**YOUR TASK:**
Would you output the listing exactly, with every image omitted?

**RECORD SET:**
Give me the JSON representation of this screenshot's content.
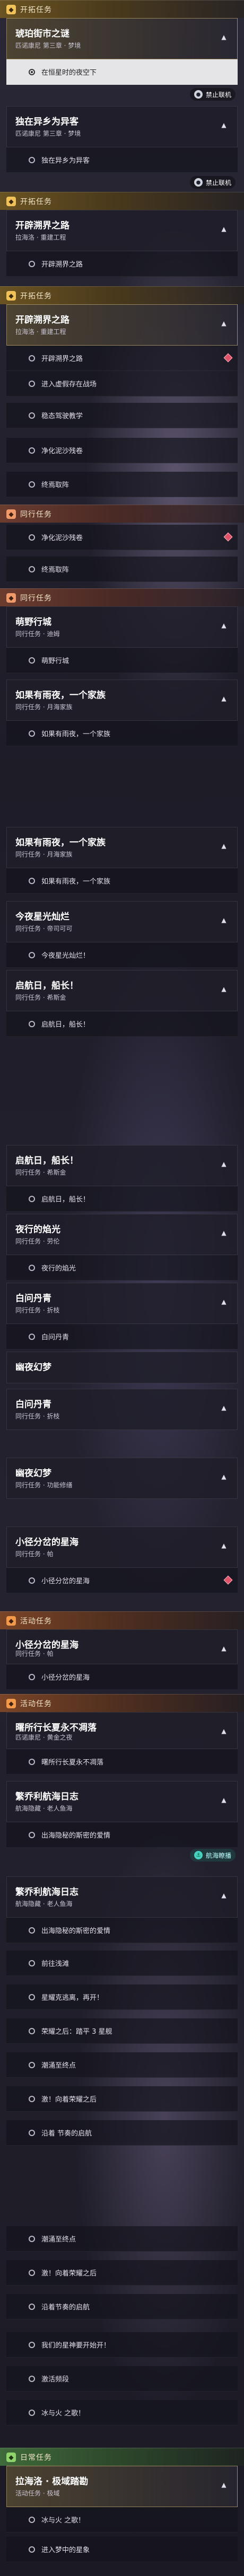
{
  "categories": {
    "main": "开拓任务",
    "companion": "同行任务",
    "event": "活动任务",
    "daily": "日常任务"
  },
  "icons": {
    "category": "diamond-icon",
    "chevron": "chevron-up-icon",
    "step": "radio-dot-icon",
    "mark": "red-diamond-marker-icon"
  },
  "banners": {
    "no_coop": "禁止联机",
    "stargaze": "航海瞭播"
  },
  "quests": [
    {
      "title": "琥珀街市之谜",
      "sub": "匹诺康尼 第三章 · 梦境"
    },
    {
      "title": "独在异乡为异客",
      "sub": "匹诺康尼 第三章 · 梦境"
    },
    {
      "title": "开辟溯界之路",
      "sub": "拉海洛 · 重建工程"
    },
    {
      "title": "开辟溯界之路",
      "sub": "拉海洛 · 重建工程"
    },
    {
      "title": "萌野行城",
      "sub": "同行任务 · 迪姆"
    },
    {
      "title": "如果有雨夜，一个家族",
      "sub": "同行任务 · 月海家族"
    },
    {
      "title": "如果有雨夜，一个家族",
      "sub": "同行任务 · 月海家族"
    },
    {
      "title": "今夜星光灿烂",
      "sub": "同行任务 · 帝司可可"
    },
    {
      "title": "启航日，船长！",
      "sub": "同行任务 · 希斯金"
    },
    {
      "title": "启航日，船长！",
      "sub": "同行任务 · 希斯金"
    },
    {
      "title": "夜行的焰光",
      "sub": "同行任务 · 劳伦"
    },
    {
      "title": "白问丹青",
      "sub": "同行任务 · 折枝"
    },
    {
      "title": "幽夜幻梦",
      "sub": "同行任务 · 劳伦"
    },
    {
      "title": "白问丹青",
      "sub": "同行任务 · 折枝"
    },
    {
      "title": "幽夜幻梦",
      "sub": "同行任务 · 功能修缮"
    },
    {
      "title": "小径分岔的星海",
      "sub": "同行任务 · 帕"
    },
    {
      "title": "小径分岔的星海",
      "sub": "同行任务 · 帕"
    },
    {
      "title": "曙所行长夏永不凋落",
      "sub": "匹诺康尼 · 黄金之夜"
    },
    {
      "title": "繁乔利航海日志",
      "sub": "航海隐藏 · 老人鱼海"
    },
    {
      "title": "繁乔利航海日志",
      "sub": "航海隐藏 · 老人鱼海"
    },
    {
      "title": "拉海洛 · 极域踏勘",
      "sub": "活动任务 · 极域"
    }
  ],
  "steps": [
    "在恒星时的夜空下",
    "独在异乡为异客",
    "开辟溯界之路",
    "进入虚假存在战场",
    "稳态驾驶教学",
    "净化泥沙残卷",
    "终焉取阵",
    "净化泥沙残卷",
    "终焉取阵",
    "萌野行城",
    "如果有雨夜，一个家族",
    "如果有雨夜，一个家族",
    "今夜星光灿烂！",
    "启航日，船长！",
    "启航日，船长！",
    "夜行的焰光",
    "白问丹青",
    "小径分岔的星海",
    "曙所行长夏永不凋落",
    "出海隐秘的斯密的爱情",
    "出海隐秘的斯密的爱情",
    "前往浅滩",
    "星耀克逃离，再开！",
    "荣耀之后：踏平 3 星舰",
    "潮涌至终点",
    "激！向着荣耀之后",
    "沿着 节奏的启航",
    "潮涌至终点",
    "激！向着荣耀之后",
    "沿着节奏的启航",
    "我们的星神要开始开！",
    "激活频段",
    "冰与火 之歌！",
    "进入梦中的星象"
  ]
}
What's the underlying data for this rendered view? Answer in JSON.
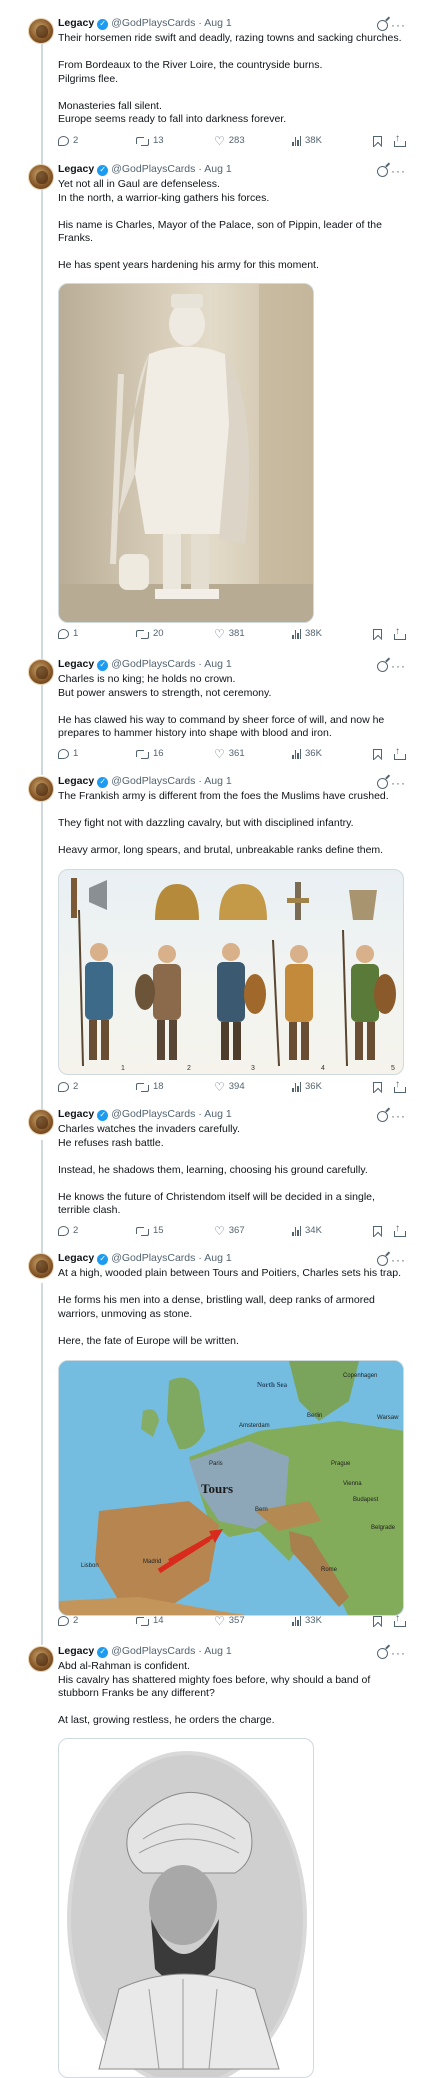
{
  "account": {
    "name": "Legacy",
    "handle": "@GodPlaysCards",
    "date": "· Aug 1"
  },
  "tweets": [
    {
      "paragraphs": [
        [
          "Their horsemen ride swift and deadly, razing towns and sacking churches."
        ],
        [
          "From Bordeaux to the River Loire, the countryside burns.",
          "Pilgrims flee."
        ],
        [
          "Monasteries fall silent.",
          "Europe seems ready to fall into darkness forever."
        ]
      ],
      "stats": {
        "replies": "2",
        "reposts": "13",
        "likes": "283",
        "views": "38K"
      }
    },
    {
      "paragraphs": [
        [
          "Yet not all in Gaul are defenseless.",
          "In the north, a warrior-king gathers his forces."
        ],
        [
          "His name is Charles, Mayor of the Palace, son of Pippin, leader of the Franks."
        ],
        [
          "He has spent years hardening his army for this moment."
        ]
      ],
      "stats": {
        "replies": "1",
        "reposts": "20",
        "likes": "381",
        "views": "38K"
      }
    },
    {
      "paragraphs": [
        [
          "Charles is no king; he holds no crown.",
          "But power answers to strength, not ceremony."
        ],
        [
          "He has clawed his way to command by sheer force of will, and now he prepares to hammer history into shape with blood and iron."
        ]
      ],
      "stats": {
        "replies": "1",
        "reposts": "16",
        "likes": "361",
        "views": "36K"
      }
    },
    {
      "paragraphs": [
        [
          "The Frankish army is different from the foes the Muslims have crushed."
        ],
        [
          "They fight not with dazzling cavalry, but with disciplined infantry."
        ],
        [
          "Heavy armor, long spears, and brutal, unbreakable ranks define them."
        ]
      ],
      "stats": {
        "replies": "2",
        "reposts": "18",
        "likes": "394",
        "views": "36K"
      }
    },
    {
      "paragraphs": [
        [
          "Charles watches the invaders carefully.",
          "He refuses rash battle."
        ],
        [
          "Instead, he shadows them, learning, choosing his ground carefully."
        ],
        [
          "He knows the future of Christendom itself will be decided in a single, terrible clash."
        ]
      ],
      "stats": {
        "replies": "2",
        "reposts": "15",
        "likes": "367",
        "views": "34K"
      }
    },
    {
      "paragraphs": [
        [
          "At a high, wooded plain between Tours and Poitiers, Charles sets his trap."
        ],
        [
          "He forms his men into a dense, bristling wall, deep ranks of armored warriors, unmoving as stone."
        ],
        [
          "Here, the fate of Europe will be written."
        ]
      ],
      "stats": {
        "replies": "2",
        "reposts": "14",
        "likes": "357",
        "views": "33K"
      }
    },
    {
      "paragraphs": [
        [
          "Abd al-Rahman is confident.",
          "His cavalry has shattered mighty foes before, why should a band of stubborn Franks be any different?"
        ],
        [
          "At last, growing restless, he orders the charge."
        ]
      ]
    }
  ],
  "map_labels": {
    "tours": "Tours",
    "north_sea": "North Sea",
    "cities": [
      "Amsterdam",
      "Paris",
      "Berlin",
      "Warsaw",
      "Prague",
      "Vienna",
      "Bern",
      "Budapest",
      "Belgrade",
      "Rome",
      "Madrid",
      "Lisbon",
      "Copenhagen"
    ]
  },
  "figure_numbers": [
    "1",
    "2",
    "3",
    "4",
    "5"
  ]
}
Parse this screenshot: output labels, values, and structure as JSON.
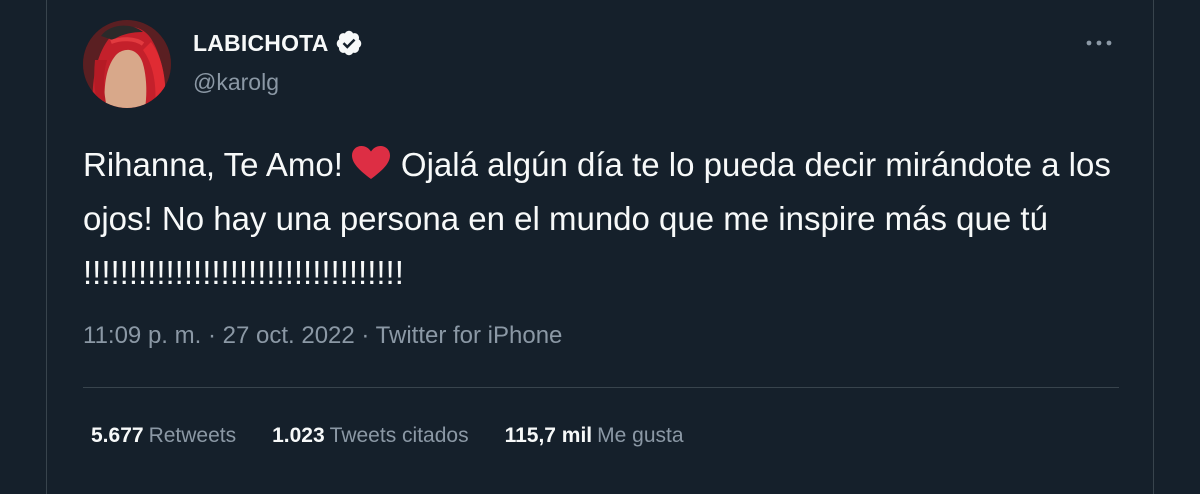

**SOLUTION FOR THIS TASK:**
Give me the JSON representation of this screenshot's content.
{
  "categories": {
    "main": "开拓任务",
    "companion": "同行任务",
    "event": "活动任务",
    "daily": "日常任务"
  },
  "icons": {
    "category": "diamond-icon",
    "chevron": "chevron-up-icon",
    "step": "radio-dot-icon",
    "mark": "red-diamond-marker-icon"
  },
  "banners": {
    "no_coop": "禁止联机",
    "stargaze": "航海瞭播"
  },
  "quests": [
    {
      "title": "琥珀街市之谜",
      "sub": "匹诺康尼 第三章 · 梦境"
    },
    {
      "title": "独在异乡为异客",
      "sub": "匹诺康尼 第三章 · 梦境"
    },
    {
      "title": "开辟溯界之路",
      "sub": "拉海洛 · 重建工程"
    },
    {
      "title": "开辟溯界之路",
      "sub": "拉海洛 · 重建工程"
    },
    {
      "title": "萌野行城",
      "sub": "同行任务 · 迪姆"
    },
    {
      "title": "如果有雨夜，一个家族",
      "sub": "同行任务 · 月海家族"
    },
    {
      "title": "如果有雨夜，一个家族",
      "sub": "同行任务 · 月海家族"
    },
    {
      "title": "今夜星光灿烂",
      "sub": "同行任务 · 帝司可可"
    },
    {
      "title": "启航日，船长！",
      "sub": "同行任务 · 希斯金"
    },
    {
      "title": "启航日，船长！",
      "sub": "同行任务 · 希斯金"
    },
    {
      "title": "夜行的焰光",
      "sub": "同行任务 · 劳伦"
    },
    {
      "title": "白问丹青",
      "sub": "同行任务 · 折枝"
    },
    {
      "title": "幽夜幻梦",
      "sub": "同行任务 · 劳伦"
    },
    {
      "title": "白问丹青",
      "sub": "同行任务 · 折枝"
    },
    {
      "title": "幽夜幻梦",
      "sub": "同行任务 · 功能修缮"
    },
    {
      "title": "小径分岔的星海",
      "sub": "同行任务 · 帕"
    },
    {
      "title": "小径分岔的星海",
      "sub": "同行任务 · 帕"
    },
    {
      "title": "曙所行长夏永不凋落",
      "sub": "匹诺康尼 · 黄金之夜"
    },
    {
      "title": "繁乔利航海日志",
      "sub": "航海隐藏 · 老人鱼海"
    },
    {
      "title": "繁乔利航海日志",
      "sub": "航海隐藏 · 老人鱼海"
    },
    {
      "title": "拉海洛 · 极域踏勘",
      "sub": "活动任务 · 极域"
    }
  ],
  "steps": [
    "在恒星时的夜空下",
    "独在异乡为异客",
    "开辟溯界之路",
    "进入虚假存在战场",
    "稳态驾驶教学",
    "净化泥沙残卷",
    "终焉取阵",
    "净化泥沙残卷",
    "终焉取阵",
    "萌野行城",
    "如果有雨夜，一个家族",
    "如果有雨夜，一个家族",
    "今夜星光灿烂！",
    "启航日，船长！",
    "启航日，船长！",
    "夜行的焰光",
    "白问丹青",
    "小径分岔的星海",
    "曙所行长夏永不凋落",
    "出海隐秘的斯密的爱情",
    "出海隐秘的斯密的爱情",
    "前往浅滩",
    "星耀克逃离，再开！",
    "荣耀之后：踏平 3 星舰",
    "潮涌至终点",
    "激！向着荣耀之后",
    "沿着 节奏的启航",
    "潮涌至终点",
    "激！向着荣耀之后",
    "沿着节奏的启航",
    "我们的星神要开始开！",
    "激活频段",
    "冰与火 之歌！",
    "进入梦中的星象"
  ]
}
What's the underlying data for this rendered view? Answer in JSON.
{
  "account": {
    "name": "Legacy",
    "handle": "@GodPlaysCards",
    "date": "· Aug 1"
  },
  "tweets": [
    {
      "paragraphs": [
        [
          "Their horsemen ride swift and deadly, razing towns and sacking churches."
        ],
        [
          "From Bordeaux to the River Loire, the countryside burns.",
          "Pilgrims flee."
        ],
        [
          "Monasteries fall silent.",
          "Europe seems ready to fall into darkness forever."
        ]
      ],
      "stats": {
        "replies": "2",
        "reposts": "13",
        "likes": "283",
        "views": "38K"
      }
    },
    {
      "paragraphs": [
        [
          "Yet not all in Gaul are defenseless.",
          "In the north, a warrior-king gathers his forces."
        ],
        [
          "His name is Charles, Mayor of the Palace, son of Pippin, leader of the Franks."
        ],
        [
          "He has spent years hardening his army for this moment."
        ]
      ],
      "stats": {
        "replies": "1",
        "reposts": "20",
        "likes": "381",
        "views": "38K"
      }
    },
    {
      "paragraphs": [
        [
          "Charles is no king; he holds no crown.",
          "But power answers to strength, not ceremony."
        ],
        [
          "He has clawed his way to command by sheer force of will, and now he prepares to hammer history into shape with blood and iron."
        ]
      ],
      "stats": {
        "replies": "1",
        "reposts": "16",
        "likes": "361",
        "views": "36K"
      }
    },
    {
      "paragraphs": [
        [
          "The Frankish army is different from the foes the Muslims have crushed."
        ],
        [
          "They fight not with dazzling cavalry, but with disciplined infantry."
        ],
        [
          "Heavy armor, long spears, and brutal, unbreakable ranks define them."
        ]
      ],
      "stats": {
        "replies": "2",
        "reposts": "18",
        "likes": "394",
        "views": "36K"
      }
    },
    {
      "paragraphs": [
        [
          "Charles watches the invaders carefully.",
          "He refuses rash battle."
        ],
        [
          "Instead, he shadows them, learning, choosing his ground carefully."
        ],
        [
          "He knows the future of Christendom itself will be decided in a single, terrible clash."
        ]
      ],
      "stats": {
        "replies": "2",
        "reposts": "15",
        "likes": "367",
        "views": "34K"
      }
    },
    {
      "paragraphs": [
        [
          "At a high, wooded plain between Tours and Poitiers, Charles sets his trap."
        ],
        [
          "He forms his men into a dense, bristling wall, deep ranks of armored warriors, unmoving as stone."
        ],
        [
          "Here, the fate of Europe will be written."
        ]
      ],
      "stats": {
        "replies": "2",
        "reposts": "14",
        "likes": "357",
        "views": "33K"
      }
    },
    {
      "paragraphs": [
        [
          "Abd al-Rahman is confident.",
          "His cavalry has shattered mighty foes before, why should a band of stubborn Franks be any different?"
        ],
        [
          "At last, growing restless, he orders the charge."
        ]
      ]
    }
  ],
  "map_labels": {
    "tours": "Tours",
    "north_sea": "North Sea",
    "cities": [
      "Amsterdam",
      "Paris",
      "Berlin",
      "Warsaw",
      "Prague",
      "Vienna",
      "Bern",
      "Budapest",
      "Belgrade",
      "Rome",
      "Madrid",
      "Lisbon",
      "Copenhagen"
    ]
  },
  "figure_numbers": [
    "1",
    "2",
    "3",
    "4",
    "5"
  ]
}
Parse this screenshot: output labels, values, and structure as JSON.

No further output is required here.